### EXERCISE DETAILS
Count the lines below that carry the word "this". Answer with that number alone.

### RECORDS SUPPLIED
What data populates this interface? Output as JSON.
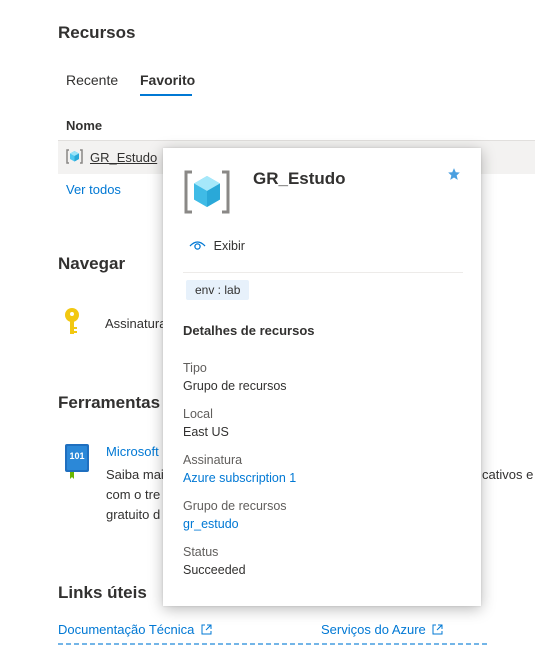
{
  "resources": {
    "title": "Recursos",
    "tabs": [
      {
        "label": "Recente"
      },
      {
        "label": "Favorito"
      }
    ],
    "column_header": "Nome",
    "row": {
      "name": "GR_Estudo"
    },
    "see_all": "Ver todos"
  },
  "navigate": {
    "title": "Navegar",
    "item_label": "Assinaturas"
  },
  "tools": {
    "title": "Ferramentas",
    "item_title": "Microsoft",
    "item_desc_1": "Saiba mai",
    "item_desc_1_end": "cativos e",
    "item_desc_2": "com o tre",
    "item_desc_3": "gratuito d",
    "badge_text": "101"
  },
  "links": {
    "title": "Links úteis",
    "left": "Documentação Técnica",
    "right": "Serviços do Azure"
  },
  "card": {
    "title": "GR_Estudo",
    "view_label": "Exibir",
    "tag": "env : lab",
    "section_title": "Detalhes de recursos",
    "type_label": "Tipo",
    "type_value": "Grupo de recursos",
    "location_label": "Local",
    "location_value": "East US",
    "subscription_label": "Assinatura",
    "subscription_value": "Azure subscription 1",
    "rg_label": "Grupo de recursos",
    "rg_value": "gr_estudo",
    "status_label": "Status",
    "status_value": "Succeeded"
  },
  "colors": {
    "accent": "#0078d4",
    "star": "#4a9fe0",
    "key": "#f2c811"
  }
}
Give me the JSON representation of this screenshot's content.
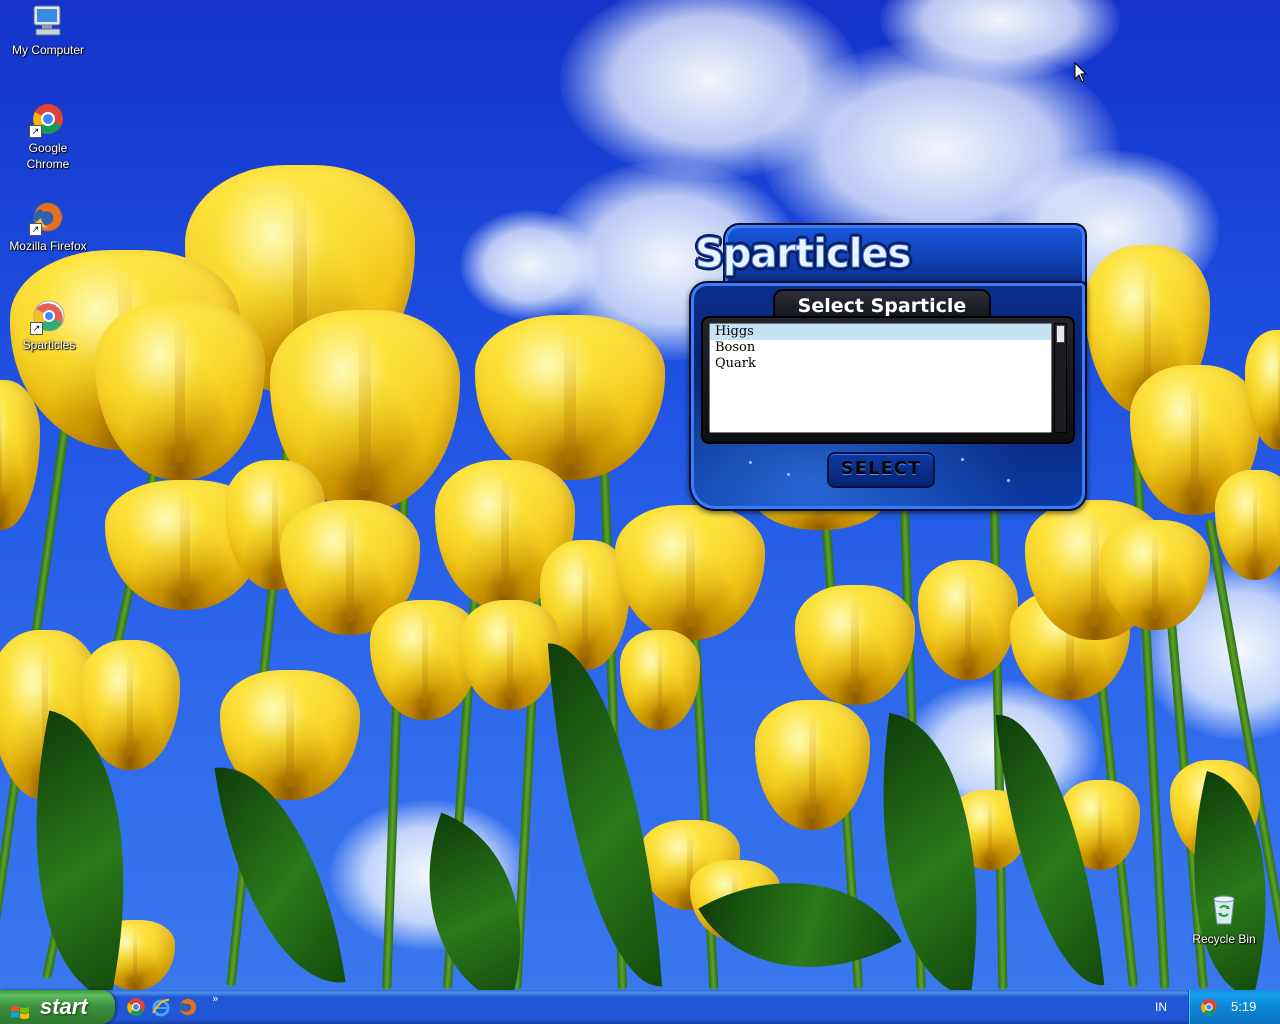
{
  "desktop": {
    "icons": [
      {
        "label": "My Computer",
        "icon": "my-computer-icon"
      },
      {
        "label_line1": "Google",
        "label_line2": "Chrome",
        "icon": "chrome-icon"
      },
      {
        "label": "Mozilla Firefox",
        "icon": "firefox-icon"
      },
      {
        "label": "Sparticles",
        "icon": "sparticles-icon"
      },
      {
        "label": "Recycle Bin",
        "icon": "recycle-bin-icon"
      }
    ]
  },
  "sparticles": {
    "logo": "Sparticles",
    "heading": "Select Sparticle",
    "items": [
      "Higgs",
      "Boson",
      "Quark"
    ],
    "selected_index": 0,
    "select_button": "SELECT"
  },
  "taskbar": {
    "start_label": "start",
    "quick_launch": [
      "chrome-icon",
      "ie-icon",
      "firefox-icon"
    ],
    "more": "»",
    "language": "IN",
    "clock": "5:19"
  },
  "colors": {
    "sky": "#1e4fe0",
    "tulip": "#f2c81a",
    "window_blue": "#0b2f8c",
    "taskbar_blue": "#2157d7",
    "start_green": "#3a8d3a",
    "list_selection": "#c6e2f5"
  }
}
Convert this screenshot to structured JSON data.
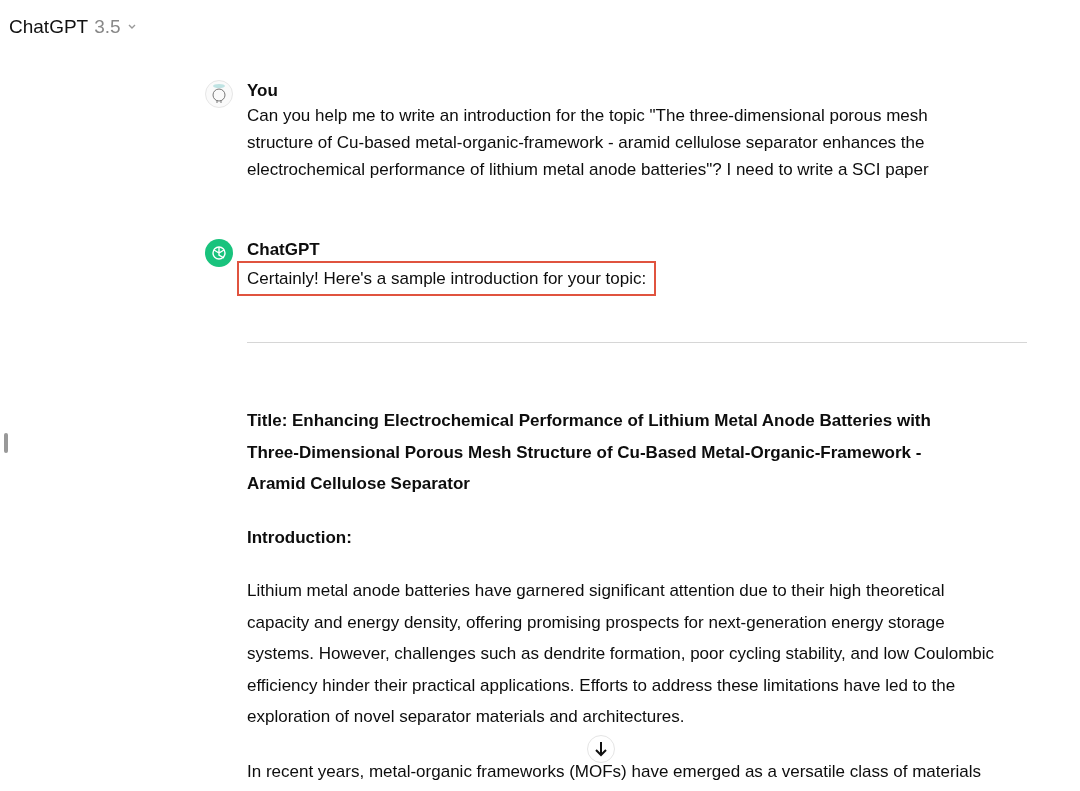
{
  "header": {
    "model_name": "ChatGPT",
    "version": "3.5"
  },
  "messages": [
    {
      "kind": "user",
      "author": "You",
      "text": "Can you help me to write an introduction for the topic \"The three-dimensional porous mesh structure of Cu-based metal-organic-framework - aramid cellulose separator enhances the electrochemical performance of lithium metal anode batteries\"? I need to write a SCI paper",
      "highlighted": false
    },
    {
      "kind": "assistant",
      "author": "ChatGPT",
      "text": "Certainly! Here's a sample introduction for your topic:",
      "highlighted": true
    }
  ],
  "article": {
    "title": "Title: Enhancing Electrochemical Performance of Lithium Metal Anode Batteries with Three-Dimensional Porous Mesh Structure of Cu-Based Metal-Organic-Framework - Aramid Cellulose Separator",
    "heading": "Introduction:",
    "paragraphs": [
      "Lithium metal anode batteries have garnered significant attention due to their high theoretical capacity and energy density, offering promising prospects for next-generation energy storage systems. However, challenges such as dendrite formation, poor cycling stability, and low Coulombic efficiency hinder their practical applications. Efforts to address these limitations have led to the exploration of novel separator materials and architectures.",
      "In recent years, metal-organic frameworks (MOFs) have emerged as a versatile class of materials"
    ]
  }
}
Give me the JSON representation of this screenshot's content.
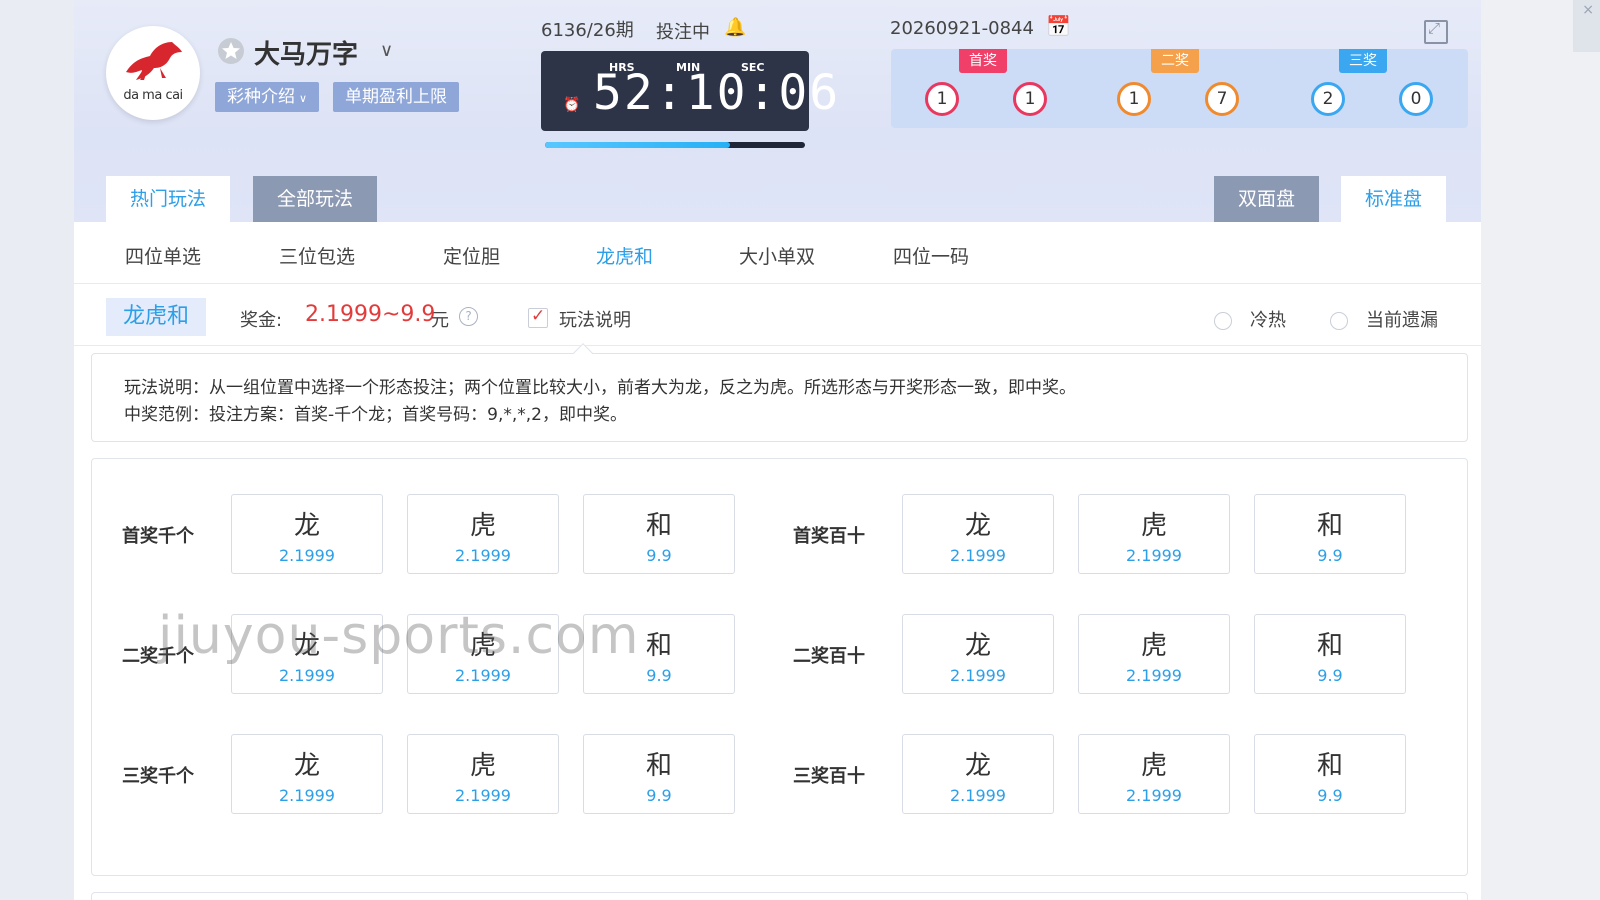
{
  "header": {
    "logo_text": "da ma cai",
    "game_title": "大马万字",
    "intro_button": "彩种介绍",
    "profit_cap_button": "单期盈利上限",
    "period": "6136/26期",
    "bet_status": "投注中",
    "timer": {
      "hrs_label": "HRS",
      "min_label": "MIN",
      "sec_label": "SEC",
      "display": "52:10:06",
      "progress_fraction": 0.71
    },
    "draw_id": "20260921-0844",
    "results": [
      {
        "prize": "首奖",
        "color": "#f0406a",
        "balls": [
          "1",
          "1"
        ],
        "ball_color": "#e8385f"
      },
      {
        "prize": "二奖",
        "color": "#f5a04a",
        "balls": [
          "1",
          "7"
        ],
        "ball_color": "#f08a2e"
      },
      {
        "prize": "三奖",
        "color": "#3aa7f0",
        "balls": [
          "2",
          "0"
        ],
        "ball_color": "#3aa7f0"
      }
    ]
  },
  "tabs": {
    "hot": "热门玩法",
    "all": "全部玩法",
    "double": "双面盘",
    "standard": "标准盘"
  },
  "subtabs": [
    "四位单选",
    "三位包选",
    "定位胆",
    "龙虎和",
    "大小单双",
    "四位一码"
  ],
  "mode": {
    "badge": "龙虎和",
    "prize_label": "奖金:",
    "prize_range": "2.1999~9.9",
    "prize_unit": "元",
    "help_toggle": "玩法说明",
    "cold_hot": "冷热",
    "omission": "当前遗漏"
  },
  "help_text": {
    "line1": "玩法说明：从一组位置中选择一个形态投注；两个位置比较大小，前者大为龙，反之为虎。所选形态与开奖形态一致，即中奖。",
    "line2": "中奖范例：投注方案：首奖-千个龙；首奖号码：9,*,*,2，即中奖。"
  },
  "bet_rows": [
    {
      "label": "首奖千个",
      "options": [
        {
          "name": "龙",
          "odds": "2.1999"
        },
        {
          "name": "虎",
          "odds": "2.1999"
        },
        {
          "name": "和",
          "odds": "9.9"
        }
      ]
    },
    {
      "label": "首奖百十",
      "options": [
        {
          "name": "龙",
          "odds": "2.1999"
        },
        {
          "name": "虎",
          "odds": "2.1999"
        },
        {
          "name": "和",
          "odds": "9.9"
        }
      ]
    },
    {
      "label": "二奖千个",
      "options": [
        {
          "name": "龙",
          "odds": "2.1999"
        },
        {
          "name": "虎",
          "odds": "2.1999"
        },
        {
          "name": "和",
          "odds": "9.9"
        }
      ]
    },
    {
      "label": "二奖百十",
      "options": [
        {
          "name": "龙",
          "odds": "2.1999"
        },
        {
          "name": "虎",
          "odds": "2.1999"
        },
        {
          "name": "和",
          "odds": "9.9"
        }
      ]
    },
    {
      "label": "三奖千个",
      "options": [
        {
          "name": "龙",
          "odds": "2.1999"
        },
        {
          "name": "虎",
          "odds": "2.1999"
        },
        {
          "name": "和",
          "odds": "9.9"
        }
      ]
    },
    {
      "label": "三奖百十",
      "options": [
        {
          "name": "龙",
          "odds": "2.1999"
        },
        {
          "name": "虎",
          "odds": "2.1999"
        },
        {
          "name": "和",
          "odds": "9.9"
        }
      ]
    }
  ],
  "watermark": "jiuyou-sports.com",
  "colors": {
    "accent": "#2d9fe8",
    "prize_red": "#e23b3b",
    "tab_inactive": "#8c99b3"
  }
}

### TASK RESULT
4